A classic slice of Scottish theatre finally arrives on Blu-ray.
Despite the original 1973 stage production being an important part of Scottish culture for more than 40 years, it’s taken a long time for the 1974 BBC adaptation of John McGrath’s The Cheviot, the Stag and the Black, Black Oil to premiere on home video.
McGrath’s 7:84 Theatre Company (so called because 84% of Scotland’s wealth is held by 7% of the population) toured small venues in the Highlands with the play that compared the Clearances and ownership of land by the gentry with the hot topic of US ownership of Scotland’s oil fields, wondering why the country always seems to be under someone else’s rule.
Starring Bill Paterson, Alex Norton and John Bett, the TV version was directed by John Mackenzie (The Long Good Friday) and filmed in Dornie Village Hall, combining music, comedy and dramatic readings to tell its tale.
The BBC version adds in specially-filmed reconstructions of events told in the play, plus interviews with people affected by events in present-day Scotland.

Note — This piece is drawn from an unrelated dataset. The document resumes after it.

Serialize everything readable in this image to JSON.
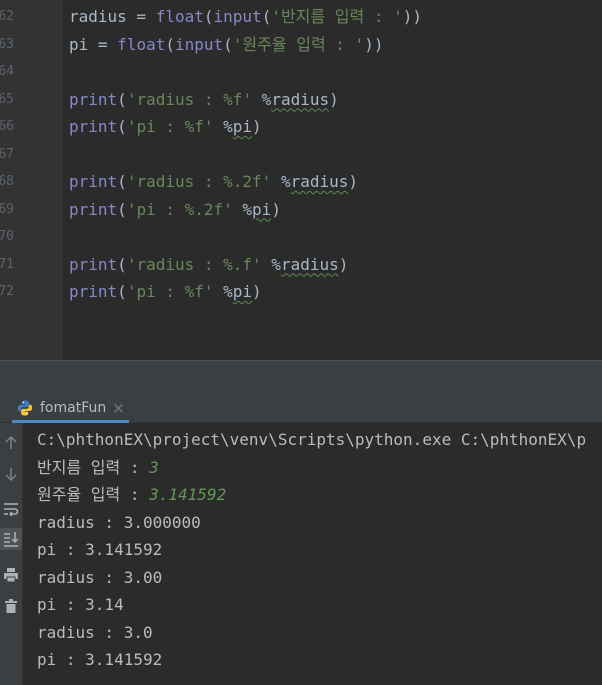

It was back in 2009 that I first had the opportunity to watch it at the BFI Mediatheque in London, a screening that made me wonder why such an energetic and challenging drama couldn’t be seen by a wider audience.
Despite the occasional screening at Edinburgh’s Filmhouse (and one that I organised in Dornie in 2013 on the Screen Machine, with an appearance by Bill Paterson), and a one-off repeat on BBC ALBA back in 2012, Cheviot… has until now remained frustratingly out of reach for most people keen to see it.
This new Blu-ray release (a DVD is coming soon) from Panamint Cinema presents a new 2K scan of the original film elements, and the film’s looking good for its age.
The exterior sequences come off best from the new transfer, with the interior of Dornie Village Hall still looking like, well, a village hall, albeit with some impressive set decoration.
While the BBC’s decision to film new scenes undoubtedly gives the film some added heft, it’s debatable whether the interviews with real Aberdonians trying to find a new home in a city overrun with oil workers works as well, the switch to documentary jarring slightly.
The reason The Cheviot, the Stag and the Black, Black Oil still works is undoubtedly down to the exuberant performances of the 7:84 company themselves, with Paterson, Norton and Bett ably aided by Elizabeth MacLennan, Dolina MacLennan and others as they dance, sing and enter into fast-paced comedy routines.
The play is as resonant in 2017 as it was in the 1970s, particularly as Scotland’s leaders look set to ignite a new wave of Nationalism with calls for another independence referendum. Interestingly, while Cheviot… would seem to be perfect viewing for anyone keen to see the Scots have more power over their own destiny, John McGrath maintained he wasn’t happy with the play being seen as supporting the SNP cause.
Whatever your politics, the release of The Cheviot, the Stag and the Black, Black Oil is one to be supported and deserves to sit on the shelf alongside other classic Scottish TV and film productions.